- I thought this challenge would give me an opportunity to talk about some of the few positive things I was able to glean from living in my mother's hoard. Because of my experiences, I hate to see food go to waste and so I have developed some good methods to use up all of the food I buy. Some of my mom's frugality rubbed off on me and so I have also gotten rather good at keeping my food expenses low (within reason- I am adamant about staying well out of the realm of my mother's cheapness). I think it'll be nice to balance out a lot of the negativity written about my mother and my childhood experiences with some of the positive I got out of it all.
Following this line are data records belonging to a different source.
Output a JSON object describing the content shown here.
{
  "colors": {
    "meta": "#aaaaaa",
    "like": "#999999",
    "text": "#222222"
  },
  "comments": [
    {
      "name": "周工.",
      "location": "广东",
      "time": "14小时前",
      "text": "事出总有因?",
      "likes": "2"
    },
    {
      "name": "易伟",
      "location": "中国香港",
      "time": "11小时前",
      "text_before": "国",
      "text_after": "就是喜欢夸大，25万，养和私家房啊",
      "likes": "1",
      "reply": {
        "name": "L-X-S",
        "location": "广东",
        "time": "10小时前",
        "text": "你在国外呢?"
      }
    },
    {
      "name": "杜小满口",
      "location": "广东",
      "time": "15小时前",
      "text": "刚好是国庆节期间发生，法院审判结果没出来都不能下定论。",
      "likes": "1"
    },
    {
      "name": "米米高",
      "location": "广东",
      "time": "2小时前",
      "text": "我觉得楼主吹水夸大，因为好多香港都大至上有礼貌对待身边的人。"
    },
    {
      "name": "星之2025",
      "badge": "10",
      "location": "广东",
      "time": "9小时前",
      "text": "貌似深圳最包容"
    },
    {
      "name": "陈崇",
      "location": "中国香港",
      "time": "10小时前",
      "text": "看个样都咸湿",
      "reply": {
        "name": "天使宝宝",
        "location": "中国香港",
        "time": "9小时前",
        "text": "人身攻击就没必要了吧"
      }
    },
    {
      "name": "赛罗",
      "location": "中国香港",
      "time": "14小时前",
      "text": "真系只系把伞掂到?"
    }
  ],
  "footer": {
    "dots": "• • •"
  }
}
Like Beth at Budget Bytes, I will also do the challenge for a month instead of just a week. One of the "rules" is to not use what you already have, but I think that is unrealistic and would be wasteful on my part (why would I buy a dozen eggs and let the eggs I have go bad?). Using what you have is a big part of eating on a budget, so I'm throwing that rule out. Additionally, I previously agreed to take two of my neighbors out to dinner as a thank you for them cat sitting for me while I was out of town. I'm not going to shirk that gesture because of this challenge. I very rarely eat out by myself (and as part of this challenge, will not eat out by myself at all for this month), but do go out to eat with friends every once in awhile. I'm going to look at these invitations on a case by case basis. Because I tend to think of these types of interactions as an investment in the friendships I have and less of a ding to my food budget, I expect I will eat out a few times during the next month.
I tend to spend in the range of $30-40 a week on groceries, so I'm curious to see if I will find this challenge difficult. Stay tuned for my post on how I did during my first grocery shopping trip and the meals I have planned for week one.